DATASET EXCERPTS:
[Start of Attachment]
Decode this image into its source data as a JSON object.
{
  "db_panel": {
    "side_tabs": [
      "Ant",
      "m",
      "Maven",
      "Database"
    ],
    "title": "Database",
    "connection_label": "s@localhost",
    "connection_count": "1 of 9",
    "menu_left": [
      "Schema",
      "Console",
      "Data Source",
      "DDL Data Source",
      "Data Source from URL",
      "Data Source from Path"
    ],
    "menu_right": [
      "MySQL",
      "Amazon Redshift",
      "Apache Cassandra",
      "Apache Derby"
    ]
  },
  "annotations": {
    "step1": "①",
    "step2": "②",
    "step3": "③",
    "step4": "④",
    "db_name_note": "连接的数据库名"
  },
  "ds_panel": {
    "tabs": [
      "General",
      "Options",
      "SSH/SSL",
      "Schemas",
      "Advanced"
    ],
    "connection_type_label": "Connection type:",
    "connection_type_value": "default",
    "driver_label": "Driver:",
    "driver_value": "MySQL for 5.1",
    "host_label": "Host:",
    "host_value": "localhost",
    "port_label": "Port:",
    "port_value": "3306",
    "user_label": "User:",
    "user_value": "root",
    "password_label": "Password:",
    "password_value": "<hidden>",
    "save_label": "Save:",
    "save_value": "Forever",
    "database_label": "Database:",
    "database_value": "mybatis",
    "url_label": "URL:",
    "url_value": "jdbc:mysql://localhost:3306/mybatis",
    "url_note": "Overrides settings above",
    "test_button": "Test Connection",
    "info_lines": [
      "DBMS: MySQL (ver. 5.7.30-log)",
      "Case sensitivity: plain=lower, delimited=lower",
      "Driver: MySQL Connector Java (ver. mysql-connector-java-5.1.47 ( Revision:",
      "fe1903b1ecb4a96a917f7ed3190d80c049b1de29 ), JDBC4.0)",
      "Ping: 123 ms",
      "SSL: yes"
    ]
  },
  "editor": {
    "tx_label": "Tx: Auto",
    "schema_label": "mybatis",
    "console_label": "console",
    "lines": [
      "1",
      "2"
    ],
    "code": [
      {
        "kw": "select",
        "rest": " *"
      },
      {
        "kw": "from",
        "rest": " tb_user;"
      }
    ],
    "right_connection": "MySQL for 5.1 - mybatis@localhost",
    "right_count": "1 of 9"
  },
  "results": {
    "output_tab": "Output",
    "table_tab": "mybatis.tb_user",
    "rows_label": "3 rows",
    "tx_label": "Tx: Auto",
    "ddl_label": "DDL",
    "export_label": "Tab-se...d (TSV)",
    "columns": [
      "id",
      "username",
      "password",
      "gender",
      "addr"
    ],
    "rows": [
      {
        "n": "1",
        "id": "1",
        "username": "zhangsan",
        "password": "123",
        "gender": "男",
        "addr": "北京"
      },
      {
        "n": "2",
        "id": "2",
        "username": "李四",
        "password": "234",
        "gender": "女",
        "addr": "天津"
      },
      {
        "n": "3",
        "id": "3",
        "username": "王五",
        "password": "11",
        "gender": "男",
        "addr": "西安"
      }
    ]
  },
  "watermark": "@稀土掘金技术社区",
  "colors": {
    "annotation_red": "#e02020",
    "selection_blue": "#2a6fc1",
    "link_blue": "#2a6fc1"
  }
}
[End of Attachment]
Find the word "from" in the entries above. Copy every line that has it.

      "Data Source from URL",
      "Data Source from Path"
        "kw": "from",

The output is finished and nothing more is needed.